Arrow-right Camera
The Spokesman-Review Newspaper
Spokane, Washington  Est. May 19, 1883

March now fourth wettest on record

A double rainbow is seen from Riverfront Park on Monday, March 27, 2017, in Spokane, Wash. (Tyler Tjomsland / The Spokesman-Review)

With four days to go and rain in the forecast, March has become the fourth wettest on record in Spokane.

The wettest March should be fresh in people’s memories. That came in 2012, another year with high water flows and flooding problems.

The National Weather Service measured 3.55 inches of rain through midday on Monday, which is 2.2 inches above normal.

That compares with the record of 4.56 inches of precipitation in 2012. Records date back to 1881.

This year trails March 1950 at 3.75 inches and 1995 at 3.81 inches, but with more rain on the way this week, those marks could be passed.

The 2017 total for March could go up by another half inch or more, forecasters said.

Flooding continues to be a problem and landslide risk remained high on Monday.

The Spokane River, Lake Coeur d’Alene and the St. Joe River at St. Maries all remained above flood stage on Monday, but the rivers have crested and continue to drop.

The Spokane River fell below 28 feet on the gauge at Spokane on Monday, but was still at the minor flood stage level, creating an attraction for the cascading Spokane Falls.

Lake Coeur d’Alene was at an elevation of 2,133 feet and expected to fall out of flood stage on Tuesday.

The Little Spokane River, which has gone below flood stage, could reach flood stage again on Thursday before dropping back.

Roadways were closed due to landslides and flooding. Pine Springs Road in southwest Spokane County was reopened after large culverts failed.

Greenwood Drive in Spokane and Elder Road in southeast Spokane County were closed due to flooding.

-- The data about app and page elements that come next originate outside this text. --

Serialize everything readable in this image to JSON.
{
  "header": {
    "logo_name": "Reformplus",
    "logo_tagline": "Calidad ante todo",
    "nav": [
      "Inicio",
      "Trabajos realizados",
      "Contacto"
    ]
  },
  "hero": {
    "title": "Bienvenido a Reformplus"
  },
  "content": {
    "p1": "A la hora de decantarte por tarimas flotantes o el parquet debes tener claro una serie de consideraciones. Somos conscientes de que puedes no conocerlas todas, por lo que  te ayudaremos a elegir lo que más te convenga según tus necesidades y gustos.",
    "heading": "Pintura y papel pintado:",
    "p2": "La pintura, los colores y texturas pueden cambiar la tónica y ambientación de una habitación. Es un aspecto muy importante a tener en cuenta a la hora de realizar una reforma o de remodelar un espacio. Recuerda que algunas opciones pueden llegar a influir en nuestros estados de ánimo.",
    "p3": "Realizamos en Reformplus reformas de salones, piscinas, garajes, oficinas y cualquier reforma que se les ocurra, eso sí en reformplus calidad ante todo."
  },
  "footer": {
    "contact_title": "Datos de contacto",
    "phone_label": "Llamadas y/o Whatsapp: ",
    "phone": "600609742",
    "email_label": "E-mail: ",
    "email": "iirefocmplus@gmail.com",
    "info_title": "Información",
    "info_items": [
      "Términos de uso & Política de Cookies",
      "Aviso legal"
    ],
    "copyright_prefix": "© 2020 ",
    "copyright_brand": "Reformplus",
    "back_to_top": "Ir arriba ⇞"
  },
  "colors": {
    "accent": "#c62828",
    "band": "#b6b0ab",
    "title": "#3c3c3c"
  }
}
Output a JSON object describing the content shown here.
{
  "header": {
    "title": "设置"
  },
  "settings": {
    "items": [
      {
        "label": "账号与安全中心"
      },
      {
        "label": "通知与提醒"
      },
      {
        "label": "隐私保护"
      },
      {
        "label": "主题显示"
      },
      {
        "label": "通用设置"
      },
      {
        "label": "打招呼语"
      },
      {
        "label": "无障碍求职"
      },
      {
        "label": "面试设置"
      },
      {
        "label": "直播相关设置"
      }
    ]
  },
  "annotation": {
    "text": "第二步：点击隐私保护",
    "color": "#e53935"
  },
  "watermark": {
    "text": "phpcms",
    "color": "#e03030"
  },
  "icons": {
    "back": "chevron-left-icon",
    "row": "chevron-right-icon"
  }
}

A mudslide seven miles north of Kettle Falls on state Highway 25 has partially blocked the highway. Drivers are being directed onto a single lane in alternating directions.

U.S. Highway 395 still was closed Monday morning northwest of Colville due to water over the roadway.

State Highway 31 north of Ione and south of Metaline remained closed due to mudslide danger.

National Weather Service forecasters are calling for showers for Tuesday followed by a new storm system on Tuesday night and Wednesday.

Mountain snow levels were hovering about 4,000 in elevation on Monday, allowing ski areas to continue operations.

Forecasters said snow levels could fall as low as 3,000 feet Tuesday night.

Snowpack amounts range from 95 to 103 percent of normal in North Idaho and Northeast Washington.

High temperatures this week should be near normal in the lower 50s, with lows running from the mid-30s to lower 40s.

Milder temperatures are likely this weekend, with highs going to the upper 50s on both Saturday and Sunday, forecasters said.